EXERCISE DIRECTIONS:
Could you return every record below exactly as it stands, leaving out the pictures?

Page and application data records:
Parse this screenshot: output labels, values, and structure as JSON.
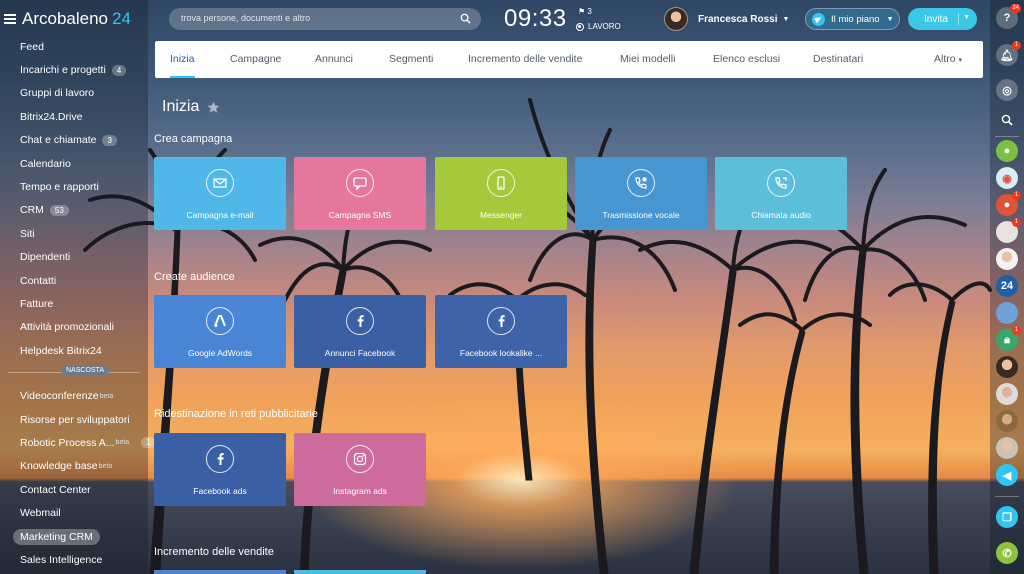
{
  "app": {
    "logo_name": "Arcobaleno",
    "logo_number": "24"
  },
  "sidebar": {
    "items": [
      {
        "label": "Feed"
      },
      {
        "label": "Incarichi e progetti",
        "counter": "4"
      },
      {
        "label": "Gruppi di lavoro"
      },
      {
        "label": "Bitrix24.Drive"
      },
      {
        "label": "Chat e chiamate",
        "counter": "3"
      },
      {
        "label": "Calendario"
      },
      {
        "label": "Tempo e rapporti"
      },
      {
        "label": "CRM",
        "counter": "53"
      },
      {
        "label": "Siti"
      },
      {
        "label": "Dipendenti"
      },
      {
        "label": "Contatti"
      },
      {
        "label": "Fatture"
      },
      {
        "label": "Attività promozionali"
      },
      {
        "label": "Helpdesk Bitrix24"
      }
    ],
    "hidden_label": "NASCOSTA",
    "hidden_items": [
      {
        "label": "Videoconferenze",
        "sup": "beta"
      },
      {
        "label": "Risorse per sviluppatori"
      },
      {
        "label": "Robotic Process A...",
        "sup": "beta",
        "counter": "1"
      },
      {
        "label": "Knowledge base",
        "sup": "beta"
      },
      {
        "label": "Contact Center"
      },
      {
        "label": "Webmail"
      },
      {
        "label": "Marketing CRM",
        "active": true
      },
      {
        "label": "Sales Intelligence"
      }
    ]
  },
  "header": {
    "search_placeholder": "trova persone, documenti e altro",
    "clock": "09:33",
    "flag_count": "3",
    "work_status": "LAVORO",
    "user_name": "Francesca Rossi",
    "plan_label": "Il mio piano",
    "invite_label": "Invita"
  },
  "tabs": [
    {
      "label": "Inizia",
      "active": true
    },
    {
      "label": "Campagne"
    },
    {
      "label": "Annunci"
    },
    {
      "label": "Segmenti"
    },
    {
      "label": "Incremento delle vendite"
    },
    {
      "label": "Miei modelli"
    },
    {
      "label": "Elenco esclusi"
    },
    {
      "label": "Destinatari"
    },
    {
      "label": "Altro"
    }
  ],
  "page": {
    "title": "Inizia",
    "sections": [
      {
        "title": "Crea campagna",
        "tiles": [
          {
            "label": "Campagna e-mail",
            "icon": "email-icon",
            "color": "#4fb8e8"
          },
          {
            "label": "Campagna SMS",
            "icon": "sms-icon",
            "color": "#e4779b"
          },
          {
            "label": "Messenger",
            "icon": "messenger-icon",
            "color": "#a4c93b"
          },
          {
            "label": "Trasmissione vocale",
            "icon": "voice-broadcast-icon",
            "color": "#4796d1"
          },
          {
            "label": "Chiamata audio",
            "icon": "audio-call-icon",
            "color": "#5bbfd9"
          }
        ]
      },
      {
        "title": "Create audience",
        "tiles": [
          {
            "label": "Google AdWords",
            "icon": "adwords-icon",
            "color": "#4a85d5"
          },
          {
            "label": "Annunci Facebook",
            "icon": "facebook-icon",
            "color": "#3b5fa4"
          },
          {
            "label": "Facebook lookalike ...",
            "icon": "facebook-icon",
            "color": "#3f63a8"
          }
        ]
      },
      {
        "title": "Ridestinazione in reti pubblicitarie",
        "tiles": [
          {
            "label": "Facebook ads",
            "icon": "facebook-icon",
            "color": "#3b5fa4"
          },
          {
            "label": "Instagram ads",
            "icon": "instagram-icon",
            "color": "#cd6b9d"
          }
        ]
      },
      {
        "title": "Incremento delle vendite",
        "tiles": []
      }
    ]
  },
  "rightbar": {
    "help_badge": "24",
    "notifications_badge": "1",
    "contact_badge_1": "1",
    "contact_badge_2": "1",
    "contact_badge_3": "1",
    "workgroup_label": "24"
  }
}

ANSWER TO THIS PROBLEM:
Parse this screenshot: output labels, values, and structure as JSON.
{
  "app": {
    "logo_name": "Arcobaleno",
    "logo_number": "24"
  },
  "sidebar": {
    "items": [
      {
        "label": "Feed"
      },
      {
        "label": "Incarichi e progetti",
        "counter": "4"
      },
      {
        "label": "Gruppi di lavoro"
      },
      {
        "label": "Bitrix24.Drive"
      },
      {
        "label": "Chat e chiamate",
        "counter": "3"
      },
      {
        "label": "Calendario"
      },
      {
        "label": "Tempo e rapporti"
      },
      {
        "label": "CRM",
        "counter": "53"
      },
      {
        "label": "Siti"
      },
      {
        "label": "Dipendenti"
      },
      {
        "label": "Contatti"
      },
      {
        "label": "Fatture"
      },
      {
        "label": "Attività promozionali"
      },
      {
        "label": "Helpdesk Bitrix24"
      }
    ],
    "hidden_label": "NASCOSTA",
    "hidden_items": [
      {
        "label": "Videoconferenze",
        "sup": "beta"
      },
      {
        "label": "Risorse per sviluppatori"
      },
      {
        "label": "Robotic Process A...",
        "sup": "beta",
        "counter": "1"
      },
      {
        "label": "Knowledge base",
        "sup": "beta"
      },
      {
        "label": "Contact Center"
      },
      {
        "label": "Webmail"
      },
      {
        "label": "Marketing CRM",
        "active": true
      },
      {
        "label": "Sales Intelligence"
      }
    ]
  },
  "header": {
    "search_placeholder": "trova persone, documenti e altro",
    "clock": "09:33",
    "flag_count": "3",
    "work_status": "LAVORO",
    "user_name": "Francesca Rossi",
    "plan_label": "Il mio piano",
    "invite_label": "Invita"
  },
  "tabs": [
    {
      "label": "Inizia",
      "active": true
    },
    {
      "label": "Campagne"
    },
    {
      "label": "Annunci"
    },
    {
      "label": "Segmenti"
    },
    {
      "label": "Incremento delle vendite"
    },
    {
      "label": "Miei modelli"
    },
    {
      "label": "Elenco esclusi"
    },
    {
      "label": "Destinatari"
    },
    {
      "label": "Altro"
    }
  ],
  "page": {
    "title": "Inizia",
    "sections": [
      {
        "title": "Crea campagna",
        "tiles": [
          {
            "label": "Campagna e-mail",
            "icon": "email-icon",
            "color": "#4fb8e8"
          },
          {
            "label": "Campagna SMS",
            "icon": "sms-icon",
            "color": "#e4779b"
          },
          {
            "label": "Messenger",
            "icon": "messenger-icon",
            "color": "#a4c93b"
          },
          {
            "label": "Trasmissione vocale",
            "icon": "voice-broadcast-icon",
            "color": "#4796d1"
          },
          {
            "label": "Chiamata audio",
            "icon": "audio-call-icon",
            "color": "#5bbfd9"
          }
        ]
      },
      {
        "title": "Create audience",
        "tiles": [
          {
            "label": "Google AdWords",
            "icon": "adwords-icon",
            "color": "#4a85d5"
          },
          {
            "label": "Annunci Facebook",
            "icon": "facebook-icon",
            "color": "#3b5fa4"
          },
          {
            "label": "Facebook lookalike ...",
            "icon": "facebook-icon",
            "color": "#3f63a8"
          }
        ]
      },
      {
        "title": "Ridestinazione in reti pubblicitarie",
        "tiles": [
          {
            "label": "Facebook ads",
            "icon": "facebook-icon",
            "color": "#3b5fa4"
          },
          {
            "label": "Instagram ads",
            "icon": "instagram-icon",
            "color": "#cd6b9d"
          }
        ]
      },
      {
        "title": "Incremento delle vendite",
        "tiles": []
      }
    ]
  },
  "rightbar": {
    "help_badge": "24",
    "notifications_badge": "1",
    "contact_badge_1": "1",
    "contact_badge_2": "1",
    "contact_badge_3": "1",
    "workgroup_label": "24"
  }
}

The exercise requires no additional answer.